Romney’s apparent rationale for continuing to associate with Trump is “I need to get 50.1 percent or more and I’m appreciative to have the help of a lot of good people.”
What’s “good” about continuing to blow a racial dog-whistle in a presidential campaign? It is no secret that “birtherism” is racial code for “he’s not one of us.” More disturbing than Romney’s failure to disassociate himself with Trump and the birther fantasies, however, is labeling someone “good” who holds them. “Birtherism” itself is a troubling ethical failure that reveals how deeply divided Americans are on race despite their religious views that each person is created by God.
Despite decades of seeming progress on transcending racial divides, this racial gulf remains. Presidential campaigns expose this not only as candidates are selected and what those candidates say, but also through their “surrogates.” Trump’s function in the Romney campaign seems to be precisely to play the race card through birtherism. It speaks volumes to those whose ultimate choice in a Presidential candidate will be determined by the race of that candidate. Why aren’t we past this kind of division?
“Men in Black 3” premiered this weekend, knocking the comic book romp, “The Avengers,” out of its number one spot. Men in Black is a series of very popular films starring Will Smith and “Tommy Lee Jones” as two agents of a secret organization that polices aliens. One of the continuing sources of edgy humor in this series of movies is Smith (Agent J) being African American, a “man in black”; in the current film, Agent J has to travel back in time to 1969 to save a young Tommy Lee Jones (played by Josh Brolin), aka Agent K. The Will Smith character is told, as he prepares to jump through time to 1969, to be careful because that era was not that good for “for your people.” Smith’s face portrays the irony of it all: How good is 2012 for African Americans? This “man in black” is subject to prejudice in either decade. It is a brilliant, and poignant moment.
Why can we not make more progress on race? In 1969, as a college religion major supporting the Civil Rights movement, I never believed the racial divide in this country would survive this long. It is incredibly frustrating that racism is not only surviving, but even thriving, morphing into other forms to send racial signals. As a pastor, as a teacher and as a citizen, I experience this failure as enormously frustrating.
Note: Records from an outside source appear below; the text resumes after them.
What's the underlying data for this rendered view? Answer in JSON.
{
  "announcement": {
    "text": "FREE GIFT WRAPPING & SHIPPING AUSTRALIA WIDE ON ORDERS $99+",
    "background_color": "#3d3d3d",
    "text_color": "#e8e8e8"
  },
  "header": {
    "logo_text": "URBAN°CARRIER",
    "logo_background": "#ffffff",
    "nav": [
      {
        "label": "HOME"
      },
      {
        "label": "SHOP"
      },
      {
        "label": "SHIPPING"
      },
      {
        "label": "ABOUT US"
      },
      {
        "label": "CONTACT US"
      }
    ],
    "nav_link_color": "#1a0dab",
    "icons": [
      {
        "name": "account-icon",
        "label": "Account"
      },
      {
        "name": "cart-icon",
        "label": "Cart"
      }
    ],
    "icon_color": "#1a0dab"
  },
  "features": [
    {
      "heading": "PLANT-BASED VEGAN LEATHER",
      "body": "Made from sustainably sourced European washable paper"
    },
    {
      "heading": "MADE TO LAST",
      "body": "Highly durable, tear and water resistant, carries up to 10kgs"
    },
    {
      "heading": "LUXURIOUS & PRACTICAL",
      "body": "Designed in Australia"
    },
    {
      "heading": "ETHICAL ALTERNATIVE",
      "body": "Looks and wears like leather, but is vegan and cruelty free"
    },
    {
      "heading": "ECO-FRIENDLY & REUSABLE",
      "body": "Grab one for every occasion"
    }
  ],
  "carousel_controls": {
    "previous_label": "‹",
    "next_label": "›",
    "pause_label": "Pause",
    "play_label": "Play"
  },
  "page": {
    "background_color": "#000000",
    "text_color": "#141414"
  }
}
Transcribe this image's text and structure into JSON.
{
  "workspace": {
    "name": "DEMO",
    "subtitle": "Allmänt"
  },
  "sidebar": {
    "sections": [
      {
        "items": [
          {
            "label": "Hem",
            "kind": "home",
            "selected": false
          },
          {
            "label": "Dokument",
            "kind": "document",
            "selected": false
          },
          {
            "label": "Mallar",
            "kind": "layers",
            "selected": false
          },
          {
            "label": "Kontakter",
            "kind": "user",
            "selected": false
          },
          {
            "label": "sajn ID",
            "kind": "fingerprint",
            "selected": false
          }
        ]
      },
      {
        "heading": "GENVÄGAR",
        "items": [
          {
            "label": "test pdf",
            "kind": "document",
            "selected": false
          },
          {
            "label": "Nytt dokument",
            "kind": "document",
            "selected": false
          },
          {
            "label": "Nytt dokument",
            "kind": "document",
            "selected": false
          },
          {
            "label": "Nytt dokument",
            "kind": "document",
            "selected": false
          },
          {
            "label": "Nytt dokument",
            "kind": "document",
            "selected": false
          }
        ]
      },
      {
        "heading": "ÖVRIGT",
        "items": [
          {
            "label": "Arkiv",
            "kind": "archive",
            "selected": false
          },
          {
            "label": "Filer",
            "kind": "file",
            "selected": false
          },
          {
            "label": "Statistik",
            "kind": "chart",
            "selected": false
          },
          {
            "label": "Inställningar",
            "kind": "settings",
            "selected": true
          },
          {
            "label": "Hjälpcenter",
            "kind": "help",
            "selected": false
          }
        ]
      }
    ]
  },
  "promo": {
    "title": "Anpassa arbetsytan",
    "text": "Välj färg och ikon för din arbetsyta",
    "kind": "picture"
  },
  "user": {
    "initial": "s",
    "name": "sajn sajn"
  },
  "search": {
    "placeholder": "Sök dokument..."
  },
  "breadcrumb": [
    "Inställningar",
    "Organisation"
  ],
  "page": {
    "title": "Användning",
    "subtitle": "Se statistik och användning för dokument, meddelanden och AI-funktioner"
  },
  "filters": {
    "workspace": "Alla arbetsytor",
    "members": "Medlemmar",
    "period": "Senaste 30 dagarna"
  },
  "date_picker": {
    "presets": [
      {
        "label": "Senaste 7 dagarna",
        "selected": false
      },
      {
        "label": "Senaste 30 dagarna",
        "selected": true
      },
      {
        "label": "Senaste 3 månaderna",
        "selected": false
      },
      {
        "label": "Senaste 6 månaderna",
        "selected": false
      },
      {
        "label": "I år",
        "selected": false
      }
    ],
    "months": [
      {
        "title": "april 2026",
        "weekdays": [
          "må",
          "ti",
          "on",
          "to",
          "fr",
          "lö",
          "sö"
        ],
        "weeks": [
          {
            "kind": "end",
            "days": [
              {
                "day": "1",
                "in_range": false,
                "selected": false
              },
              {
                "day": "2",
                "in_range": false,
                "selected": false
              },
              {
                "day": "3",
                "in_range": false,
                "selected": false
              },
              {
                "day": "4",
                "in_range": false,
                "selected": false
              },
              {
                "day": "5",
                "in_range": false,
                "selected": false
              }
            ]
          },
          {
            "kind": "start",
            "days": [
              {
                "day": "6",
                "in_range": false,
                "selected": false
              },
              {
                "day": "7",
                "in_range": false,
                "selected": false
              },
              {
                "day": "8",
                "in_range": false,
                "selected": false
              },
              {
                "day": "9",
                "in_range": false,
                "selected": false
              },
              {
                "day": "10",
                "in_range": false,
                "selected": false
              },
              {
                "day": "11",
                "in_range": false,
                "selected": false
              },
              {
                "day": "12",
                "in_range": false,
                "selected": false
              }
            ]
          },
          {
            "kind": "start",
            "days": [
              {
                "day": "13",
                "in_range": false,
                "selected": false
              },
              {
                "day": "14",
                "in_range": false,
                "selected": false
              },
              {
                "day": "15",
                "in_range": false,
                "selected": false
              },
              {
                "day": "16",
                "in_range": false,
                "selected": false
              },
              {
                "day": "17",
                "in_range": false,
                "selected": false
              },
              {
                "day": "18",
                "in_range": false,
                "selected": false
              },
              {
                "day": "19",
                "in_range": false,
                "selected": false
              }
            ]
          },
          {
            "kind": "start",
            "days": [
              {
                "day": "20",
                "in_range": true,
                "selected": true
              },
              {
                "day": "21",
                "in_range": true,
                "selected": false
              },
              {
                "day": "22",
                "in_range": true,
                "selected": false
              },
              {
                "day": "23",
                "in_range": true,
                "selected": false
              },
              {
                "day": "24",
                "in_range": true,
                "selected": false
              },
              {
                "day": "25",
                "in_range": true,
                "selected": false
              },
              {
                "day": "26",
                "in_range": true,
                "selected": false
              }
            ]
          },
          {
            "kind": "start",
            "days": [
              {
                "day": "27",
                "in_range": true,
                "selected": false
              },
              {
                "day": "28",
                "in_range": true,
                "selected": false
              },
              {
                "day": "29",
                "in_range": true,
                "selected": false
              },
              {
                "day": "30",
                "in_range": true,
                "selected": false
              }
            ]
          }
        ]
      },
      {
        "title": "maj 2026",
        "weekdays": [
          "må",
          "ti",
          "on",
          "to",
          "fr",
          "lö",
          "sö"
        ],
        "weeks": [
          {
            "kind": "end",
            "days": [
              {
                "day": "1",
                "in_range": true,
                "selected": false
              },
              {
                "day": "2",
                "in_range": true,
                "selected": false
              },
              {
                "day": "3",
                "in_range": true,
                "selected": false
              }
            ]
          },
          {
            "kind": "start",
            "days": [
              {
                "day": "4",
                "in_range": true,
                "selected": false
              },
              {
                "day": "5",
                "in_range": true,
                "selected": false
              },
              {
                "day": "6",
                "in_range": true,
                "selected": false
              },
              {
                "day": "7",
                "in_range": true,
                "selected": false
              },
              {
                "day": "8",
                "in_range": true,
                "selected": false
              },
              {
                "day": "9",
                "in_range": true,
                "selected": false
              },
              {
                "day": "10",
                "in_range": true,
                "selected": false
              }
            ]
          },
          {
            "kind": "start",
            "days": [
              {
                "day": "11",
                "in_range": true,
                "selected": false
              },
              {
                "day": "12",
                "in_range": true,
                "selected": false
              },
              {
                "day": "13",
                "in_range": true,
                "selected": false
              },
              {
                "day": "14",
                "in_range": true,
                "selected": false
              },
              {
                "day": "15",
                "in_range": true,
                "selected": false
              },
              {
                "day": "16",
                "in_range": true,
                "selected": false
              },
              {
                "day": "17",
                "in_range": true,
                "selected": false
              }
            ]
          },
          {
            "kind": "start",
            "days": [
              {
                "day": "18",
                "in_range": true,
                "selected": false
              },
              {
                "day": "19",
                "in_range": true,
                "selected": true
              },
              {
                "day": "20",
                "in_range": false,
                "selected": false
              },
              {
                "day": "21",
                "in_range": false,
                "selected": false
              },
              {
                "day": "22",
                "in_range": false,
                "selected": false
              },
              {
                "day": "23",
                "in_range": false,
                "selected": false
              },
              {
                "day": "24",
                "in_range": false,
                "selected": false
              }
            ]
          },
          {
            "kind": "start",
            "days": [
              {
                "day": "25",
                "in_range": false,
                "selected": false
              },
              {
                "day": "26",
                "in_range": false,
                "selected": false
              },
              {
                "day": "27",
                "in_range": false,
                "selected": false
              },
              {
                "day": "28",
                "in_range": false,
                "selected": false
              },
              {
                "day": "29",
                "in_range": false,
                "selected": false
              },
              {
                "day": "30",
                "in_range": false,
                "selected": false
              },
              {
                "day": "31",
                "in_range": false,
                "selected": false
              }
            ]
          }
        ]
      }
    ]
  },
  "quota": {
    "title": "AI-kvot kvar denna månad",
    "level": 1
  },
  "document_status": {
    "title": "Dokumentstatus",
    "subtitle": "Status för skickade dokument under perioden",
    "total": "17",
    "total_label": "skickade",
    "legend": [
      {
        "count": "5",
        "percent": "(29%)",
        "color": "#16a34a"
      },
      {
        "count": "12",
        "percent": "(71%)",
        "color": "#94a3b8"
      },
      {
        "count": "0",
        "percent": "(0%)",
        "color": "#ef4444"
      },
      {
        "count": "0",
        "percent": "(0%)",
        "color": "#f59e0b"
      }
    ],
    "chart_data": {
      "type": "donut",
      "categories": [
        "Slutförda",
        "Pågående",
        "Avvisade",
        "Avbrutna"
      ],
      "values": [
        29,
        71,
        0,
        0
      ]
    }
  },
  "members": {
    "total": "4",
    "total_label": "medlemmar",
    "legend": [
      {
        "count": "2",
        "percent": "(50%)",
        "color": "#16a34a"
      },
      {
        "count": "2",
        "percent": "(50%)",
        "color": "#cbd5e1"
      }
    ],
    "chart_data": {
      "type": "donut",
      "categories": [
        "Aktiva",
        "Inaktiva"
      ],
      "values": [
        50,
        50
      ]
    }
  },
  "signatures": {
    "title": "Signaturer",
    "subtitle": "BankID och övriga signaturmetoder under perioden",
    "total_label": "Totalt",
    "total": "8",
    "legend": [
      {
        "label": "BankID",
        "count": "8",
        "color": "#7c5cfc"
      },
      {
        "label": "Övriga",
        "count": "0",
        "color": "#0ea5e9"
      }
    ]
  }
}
Mainstream Republicans are also frustrated that the birther fantasies will not go away. Trump’s birther views being associated with the Romney campaign frustrates George Will, for example. Will expressed this in erudite fashion this weekend, wondering what could be the cost/benefit analysis for Mitt Romney in the Trump association. What is the advantage to Romney, wondered Will, in the Trump association? On Sunday, Will called Trump a “bloviating ignoramous.”
But my own frustrations transcend those of George Will. Trump himself is not the cause of the racial divides that birtherism reflects today. His trumpeting these views, and Romney’s refusal to repudiate him for expressing these views, are a symptom of a failure of our faith traditions. We are a nation that expresses overwhelming faith in God, by some counts over 90 percent. How can we continue to ignore the religious teachings that we are to treat each other equally because we are all created by God, as Judaism, Christianity and Islam all teach?
“Birtherism,” and the racial signals it sends that the president is ”not one of us,” must be repudiated from a faith perspective. It does not speak well of the values of the Romney campaign that it continues to associate itself with these views through Donald Trump.